The quote on the picture above is not from Bernie Sanders. It’s from a manifesto by Ted Kaczynski, better known as the Unabomber. I ran across it on Twitter, where Anne Thériault observes with inscrutable emoji that it has been shared 11,000 times on Facebook. But just because the Unabomber said it, is it wrong? The Unabomber is definitely wrong in his position on mailing bombs to people. But his position on antidepressants, at least in this quote, echoes an idea from Sartre, who argued that depression is the only sane response to modern life. It’s worth thinking about the fact that millions of Americans must consume drugs to tolerate daily life. On the other hand, context matters. If the next sentence after this one in the Unabomber manifesto is “that’s why depressed people should be allowed to die,” we should probably withdraw our tentative concession that the murdering Luddite has a point. I was going to look it up, but then I realized that if I type “Unabomber manifesto full text” into Google, I’ll probably end up on a list.
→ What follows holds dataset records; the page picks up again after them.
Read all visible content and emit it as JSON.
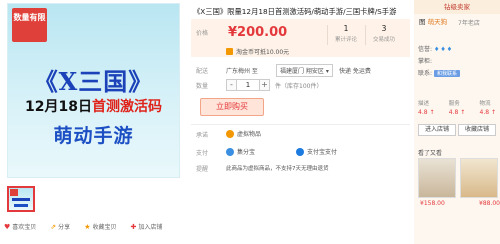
{
  "main_image": {
    "badge": "数量有限",
    "title": "《X三国》",
    "date_black": "12月18日",
    "date_red": "首测激活码",
    "game_line": "萌动手游"
  },
  "actions": [
    {
      "icon": "heart-icon",
      "label": "喜欢宝贝"
    },
    {
      "icon": "share-icon",
      "label": "分享"
    },
    {
      "icon": "star-icon",
      "label": "收藏宝贝"
    },
    {
      "icon": "plus-icon",
      "label": "加入店铺"
    }
  ],
  "product": {
    "title": "《X三国》限量12月18日首测激活码/萌动手游/三国卡牌/S手游",
    "price_label": "价格",
    "price": "¥200.00",
    "stats": [
      {
        "value": "1",
        "label": "累计评论"
      },
      {
        "value": "3",
        "label": "交易成功"
      }
    ],
    "promo": "淘金币可抵10.00元",
    "ship_label": "配送",
    "ship_from": "广东梅州 至",
    "ship_to": "福建厦门 翔安区 ▾",
    "ship_fee": "快递 免运费",
    "qty_label": "数量",
    "qty_minus": "-",
    "qty_value": "1",
    "qty_plus": "+",
    "stock": "件（库存100件）",
    "buy_label": "立即购买",
    "services": [
      {
        "label": "承诺",
        "text": "虚拟物品",
        "color": "#f39800"
      },
      {
        "label": "支付",
        "text": "集分宝",
        "color": "#3a8fe0",
        "text2": "支付宝支付",
        "color2": "#1d7be0"
      },
      {
        "label": "提醒",
        "text": "此商品为虚拟商品，不支持7天无理由退货"
      }
    ]
  },
  "shop": {
    "header": "钻级卖家",
    "name": "图 ",
    "name_hl": "萌天狗",
    "years": "7年老店",
    "credit_label": "信誉:",
    "credit_icons": "♦♦♦",
    "boss_label": "掌柜:",
    "contact_label": "联系:",
    "contact_badge": "和我联系",
    "scores": [
      {
        "label": "描述",
        "value": "4.8 ↑"
      },
      {
        "label": "服务",
        "value": "4.8 ↑"
      },
      {
        "label": "物流",
        "value": "4.8 ↑"
      }
    ],
    "enter_btn": "进入店铺",
    "fav_btn": "收藏店铺",
    "sub_title": "看了又看",
    "thumb_prices": [
      "¥158.00",
      "¥88.00"
    ]
  },
  "colors": {
    "accent": "#e4393c",
    "price_bg": "#fff2e8",
    "blue_text": "#1b42b8"
  }
}
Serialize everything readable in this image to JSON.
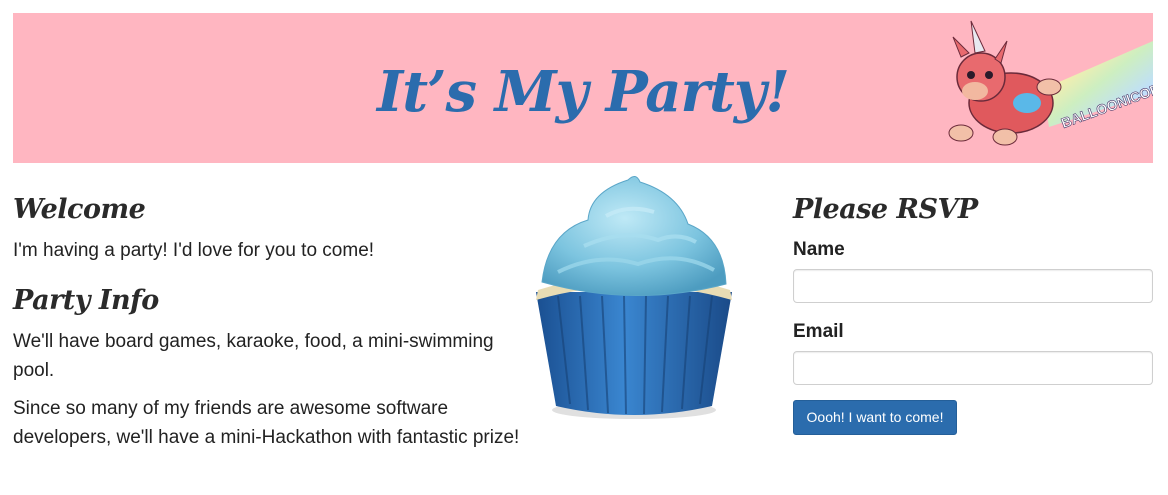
{
  "banner": {
    "title": "It’s My Party!",
    "background": "#ffb6c1",
    "title_color": "#2b6cad",
    "mascot_label": "BALLOONICORN",
    "mascot_icon": "unicorn-balloon-icon"
  },
  "welcome": {
    "heading": "Welcome",
    "text": "I'm having a party! I'd love for you to come!"
  },
  "party_info": {
    "heading": "Party Info",
    "paragraph1": "We'll have board games, karaoke, food, a mini-swimming pool.",
    "paragraph2": "Since so many of my friends are awesome software developers, we'll have a mini-Hackathon with fantastic prize!"
  },
  "cupcake": {
    "icon": "cupcake-icon",
    "frosting_color": "#7fc8e0",
    "wrapper_color": "#2a67b0"
  },
  "rsvp": {
    "heading": "Please RSVP",
    "name_label": "Name",
    "name_value": "",
    "email_label": "Email",
    "email_value": "",
    "submit_label": "Oooh! I want to come!",
    "button_color": "#2b6cad"
  }
}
The Islamic State is the combination Pizza Hut/Taco Bell of 21st-century geopolitics. It’s a terrorist organization and a state. It’s a brutal army and a pious theocracy. It’s our enemy, but it is also our fault. The only way ISIS is not like a Pizza Hut/Taco Bell is that it is not profitable. Back in January, it cut its fighters pay by half. Last week, the Washington Post announced that it was paying $50 a month—more if you have a wife and/or sex slave—and was struggling to supply electricity and medicine to the regions it controls. It turns out ISIS is good at taking over Iraq but bad at running it. Of whom does that remind me?
Rep. Ryan Zinke (R-Mont.) is now selling “ISIS hunting tags” for $15 apiece through his campaign website. They come with the disclaimer that they are not government-issued hunting permits, so don’t buy that plane ticket to Aleppo just yet. Still, for the price of a large pizza, you too can feel like you’re at war with violent fanatics on the other side of the globe—and contribute to the re-election campaign of a sitting congressman. We’re not at war with ISIS yet. But plenty of people in Washington say we ought to be. Demanding military action against the Islamic State is a sure way to drum up support, whether you’re Zinke or Donald Trump. It’s also exactly what ISIS wants, according to this cogent analysis by Scott Atran in the New York Review of Books.
As you have no doubt heard on the shortwave radio set in your guard tower, anti-government militia members took over the visitor’s center at the Malheur National Wildlife Refuge in Oregon yesterday. Led by Ammon Bundy, son of patriot/delinquent grazing account Cliven Bundy, the group massed to protest the arson convictions of Dwight and Steve Hammond, who were sentenced to five years in prison last week for burning several acres of federal land. But that’s bullshit. Federal land does not belong to the federal government; it belongs to ranchers, who have a constitutional right to graze it/set it on fire/shoot does on it while the rest of us pay for its maintenance. Bundy and his supporters are just standing up for their rights. There’s nothing violent about marching through the streets with guns and then seizing a federal building, as the Missoulian reminds us with its headline, Peaceful protest followed by Oregon wildlife refuge action.
In November 2001, the Los Angeles Times ran a short piece compiling uses of the phrase “…then the terrorists have won.” Hawkeye football earned a dubious mention after a letter to the Iowa City Press-Citizen claimed that long security lines at Kinnick Stadium were “letting the terrorists win.” The New York Times opined that the terrorists win if we “don’t send the marching band from Frank Scott Bunnell High School in Stratford, Conn., to the 2002 Rose Parade.” Disrupting Big Ten football was probably not the impetus behind the September 11 attacks, or behind the series of massacres and bombings in Paris Friday. So why kill all those people? Now that we have been at war with terror for 14 years, we should probably be able to say what the other side’s objectives are. “They hate our freedom” is not a goal we can stop terrorists from achieving. For the Islamists who keep killing civilians around the globe, what does winning look like?